Professor Womack said that every Chinese city works in different ways and it's very interesting to observe these differences. He also believes that visiting China is important for foreigners to understand China, no matter how much outside information there is.

Womack thinks that one of the biggest problems in the development of Chinese cities during the 12th five-year-plan period will be the ever-growing urban population and shrinking rural population, saying that is is not just the big cities, but the little cities too who will have to cope with new arrivals.

He also thinks that China needs a new Hukou system, saying that the present Hukou is designed for a society where people stay in the same place for long periods of time, but that the Chinese population is not staying in the same place any more, so considering how to manage this population is very important. He said that Vietnam's abolition of the Hukou system in 1972 and allowing movement within the country is a policy that China may consider.

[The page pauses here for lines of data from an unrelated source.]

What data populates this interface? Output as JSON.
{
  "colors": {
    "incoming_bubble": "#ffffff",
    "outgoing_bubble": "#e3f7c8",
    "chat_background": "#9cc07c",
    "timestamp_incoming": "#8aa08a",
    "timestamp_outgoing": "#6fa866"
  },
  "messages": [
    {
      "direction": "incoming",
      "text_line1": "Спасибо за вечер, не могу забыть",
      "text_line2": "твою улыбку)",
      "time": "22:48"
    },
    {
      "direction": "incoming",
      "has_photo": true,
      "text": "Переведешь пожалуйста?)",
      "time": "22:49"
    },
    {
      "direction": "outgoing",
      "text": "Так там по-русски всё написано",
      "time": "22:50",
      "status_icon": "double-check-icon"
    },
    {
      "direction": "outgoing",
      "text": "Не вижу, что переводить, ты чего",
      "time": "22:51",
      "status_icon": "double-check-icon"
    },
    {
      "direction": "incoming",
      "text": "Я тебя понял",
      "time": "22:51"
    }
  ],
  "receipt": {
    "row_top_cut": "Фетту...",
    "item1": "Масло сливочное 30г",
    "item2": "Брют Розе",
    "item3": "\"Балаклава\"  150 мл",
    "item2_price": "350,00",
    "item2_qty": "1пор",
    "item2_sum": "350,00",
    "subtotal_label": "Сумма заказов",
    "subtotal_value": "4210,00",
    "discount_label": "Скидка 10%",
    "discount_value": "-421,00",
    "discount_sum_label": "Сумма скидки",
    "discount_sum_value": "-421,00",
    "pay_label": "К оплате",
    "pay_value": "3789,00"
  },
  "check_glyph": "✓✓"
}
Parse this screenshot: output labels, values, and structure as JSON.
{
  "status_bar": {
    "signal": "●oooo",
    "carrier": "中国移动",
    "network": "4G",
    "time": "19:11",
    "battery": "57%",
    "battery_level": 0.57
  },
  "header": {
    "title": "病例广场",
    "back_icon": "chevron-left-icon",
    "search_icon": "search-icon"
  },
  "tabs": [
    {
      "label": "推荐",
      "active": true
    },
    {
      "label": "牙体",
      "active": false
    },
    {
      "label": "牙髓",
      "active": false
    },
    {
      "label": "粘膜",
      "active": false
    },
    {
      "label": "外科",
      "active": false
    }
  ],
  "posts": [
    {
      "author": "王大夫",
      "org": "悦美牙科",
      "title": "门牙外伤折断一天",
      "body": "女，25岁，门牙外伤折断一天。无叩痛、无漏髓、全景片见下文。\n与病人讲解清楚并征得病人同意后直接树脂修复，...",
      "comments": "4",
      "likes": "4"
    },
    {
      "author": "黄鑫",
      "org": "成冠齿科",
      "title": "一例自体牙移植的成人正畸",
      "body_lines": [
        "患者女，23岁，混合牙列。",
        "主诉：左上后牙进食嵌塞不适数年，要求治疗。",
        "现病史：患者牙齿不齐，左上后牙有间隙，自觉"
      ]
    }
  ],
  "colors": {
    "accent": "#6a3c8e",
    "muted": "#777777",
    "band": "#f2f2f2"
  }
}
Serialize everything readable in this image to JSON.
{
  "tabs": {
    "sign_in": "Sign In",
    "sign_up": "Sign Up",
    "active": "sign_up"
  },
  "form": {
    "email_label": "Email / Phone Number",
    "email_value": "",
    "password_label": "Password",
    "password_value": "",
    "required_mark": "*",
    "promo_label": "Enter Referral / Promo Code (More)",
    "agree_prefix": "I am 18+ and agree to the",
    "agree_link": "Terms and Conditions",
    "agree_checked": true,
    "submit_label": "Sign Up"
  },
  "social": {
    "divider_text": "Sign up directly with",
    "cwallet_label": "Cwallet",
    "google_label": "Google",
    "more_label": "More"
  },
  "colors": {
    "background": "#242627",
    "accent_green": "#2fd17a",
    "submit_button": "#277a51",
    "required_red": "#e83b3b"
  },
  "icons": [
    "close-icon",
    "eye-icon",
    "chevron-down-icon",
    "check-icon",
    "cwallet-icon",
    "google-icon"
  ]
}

Housing, especially housing prices and schooling for migrant workers' children are also serious problems and challenges, according to Womack, but he is confident that China sees the problems and will be able to deal with them.

Brantly Womack is a foreign affairs professor, and has been awarded the status of honorary professor at many Chinese universities. He has been to China many times since 1978 and has authored several books and more than 100 articles and chapters on Asian politics, most of which have been translated into Chinese.